#### [Your task]
The material below must be restated exactly, line by line.

:::::

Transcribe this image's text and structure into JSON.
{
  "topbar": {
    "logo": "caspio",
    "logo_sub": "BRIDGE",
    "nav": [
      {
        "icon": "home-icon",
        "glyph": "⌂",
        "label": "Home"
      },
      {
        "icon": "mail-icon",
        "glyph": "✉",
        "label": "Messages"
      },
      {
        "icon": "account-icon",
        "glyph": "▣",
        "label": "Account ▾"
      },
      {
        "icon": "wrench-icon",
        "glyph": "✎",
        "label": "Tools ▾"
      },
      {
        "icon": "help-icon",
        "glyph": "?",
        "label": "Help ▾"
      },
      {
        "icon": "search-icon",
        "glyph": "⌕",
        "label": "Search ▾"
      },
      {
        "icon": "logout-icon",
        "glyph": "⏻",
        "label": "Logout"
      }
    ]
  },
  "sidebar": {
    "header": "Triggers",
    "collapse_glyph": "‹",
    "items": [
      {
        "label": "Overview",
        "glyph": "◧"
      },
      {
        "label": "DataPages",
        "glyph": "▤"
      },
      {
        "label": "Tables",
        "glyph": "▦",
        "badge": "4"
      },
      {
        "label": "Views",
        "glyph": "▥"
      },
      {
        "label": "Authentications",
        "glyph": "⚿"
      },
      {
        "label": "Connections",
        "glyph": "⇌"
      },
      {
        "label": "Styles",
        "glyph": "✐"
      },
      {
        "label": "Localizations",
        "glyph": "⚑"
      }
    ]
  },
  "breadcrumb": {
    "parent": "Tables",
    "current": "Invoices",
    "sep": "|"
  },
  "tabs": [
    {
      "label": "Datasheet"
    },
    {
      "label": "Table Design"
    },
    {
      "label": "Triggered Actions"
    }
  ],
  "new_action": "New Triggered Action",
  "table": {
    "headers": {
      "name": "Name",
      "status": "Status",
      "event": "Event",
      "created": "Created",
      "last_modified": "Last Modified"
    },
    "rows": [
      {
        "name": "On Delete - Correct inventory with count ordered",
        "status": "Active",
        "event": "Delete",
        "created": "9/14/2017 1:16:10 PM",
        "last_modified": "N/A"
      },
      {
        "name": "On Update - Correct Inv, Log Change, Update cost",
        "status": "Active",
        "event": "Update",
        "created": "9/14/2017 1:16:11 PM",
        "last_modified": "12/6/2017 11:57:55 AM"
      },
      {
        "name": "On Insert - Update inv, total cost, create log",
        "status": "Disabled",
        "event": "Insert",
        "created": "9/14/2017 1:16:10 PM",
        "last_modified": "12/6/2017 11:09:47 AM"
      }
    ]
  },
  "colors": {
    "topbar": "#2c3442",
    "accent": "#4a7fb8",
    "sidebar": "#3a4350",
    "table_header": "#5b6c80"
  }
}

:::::

#### [The completed task]
Transcribe this image's text and structure into JSON.
{
  "topbar": {
    "logo": "caspio",
    "logo_sub": "BRIDGE",
    "nav": [
      {
        "icon": "home-icon",
        "glyph": "⌂",
        "label": "Home"
      },
      {
        "icon": "mail-icon",
        "glyph": "✉",
        "label": "Messages"
      },
      {
        "icon": "account-icon",
        "glyph": "▣",
        "label": "Account ▾"
      },
      {
        "icon": "wrench-icon",
        "glyph": "✎",
        "label": "Tools ▾"
      },
      {
        "icon": "help-icon",
        "glyph": "?",
        "label": "Help ▾"
      },
      {
        "icon": "search-icon",
        "glyph": "⌕",
        "label": "Search ▾"
      },
      {
        "icon": "logout-icon",
        "glyph": "⏻",
        "label": "Logout"
      }
    ]
  },
  "sidebar": {
    "header": "Triggers",
    "collapse_glyph": "‹",
    "items": [
      {
        "label": "Overview",
        "glyph": "◧"
      },
      {
        "label": "DataPages",
        "glyph": "▤"
      },
      {
        "label": "Tables",
        "glyph": "▦",
        "badge": "4"
      },
      {
        "label": "Views",
        "glyph": "▥"
      },
      {
        "label": "Authentications",
        "glyph": "⚿"
      },
      {
        "label": "Connections",
        "glyph": "⇌"
      },
      {
        "label": "Styles",
        "glyph": "✐"
      },
      {
        "label": "Localizations",
        "glyph": "⚑"
      }
    ]
  },
  "breadcrumb": {
    "parent": "Tables",
    "current": "Invoices",
    "sep": "|"
  },
  "tabs": [
    {
      "label": "Datasheet"
    },
    {
      "label": "Table Design"
    },
    {
      "label": "Triggered Actions"
    }
  ],
  "new_action": "New Triggered Action",
  "table": {
    "headers": {
      "name": "Name",
      "status": "Status",
      "event": "Event",
      "created": "Created",
      "last_modified": "Last Modified"
    },
    "rows": [
      {
        "name": "On Delete - Correct inventory with count ordered",
        "status": "Active",
        "event": "Delete",
        "created": "9/14/2017 1:16:10 PM",
        "last_modified": "N/A"
      },
      {
        "name": "On Update - Correct Inv, Log Change, Update cost",
        "status": "Active",
        "event": "Update",
        "created": "9/14/2017 1:16:11 PM",
        "last_modified": "12/6/2017 11:57:55 AM"
      },
      {
        "name": "On Insert - Update inv, total cost, create log",
        "status": "Disabled",
        "event": "Insert",
        "created": "9/14/2017 1:16:10 PM",
        "last_modified": "12/6/2017 11:09:47 AM"
      }
    ]
  },
  "colors": {
    "topbar": "#2c3442",
    "accent": "#4a7fb8",
    "sidebar": "#3a4350",
    "table_header": "#5b6c80"
  }
}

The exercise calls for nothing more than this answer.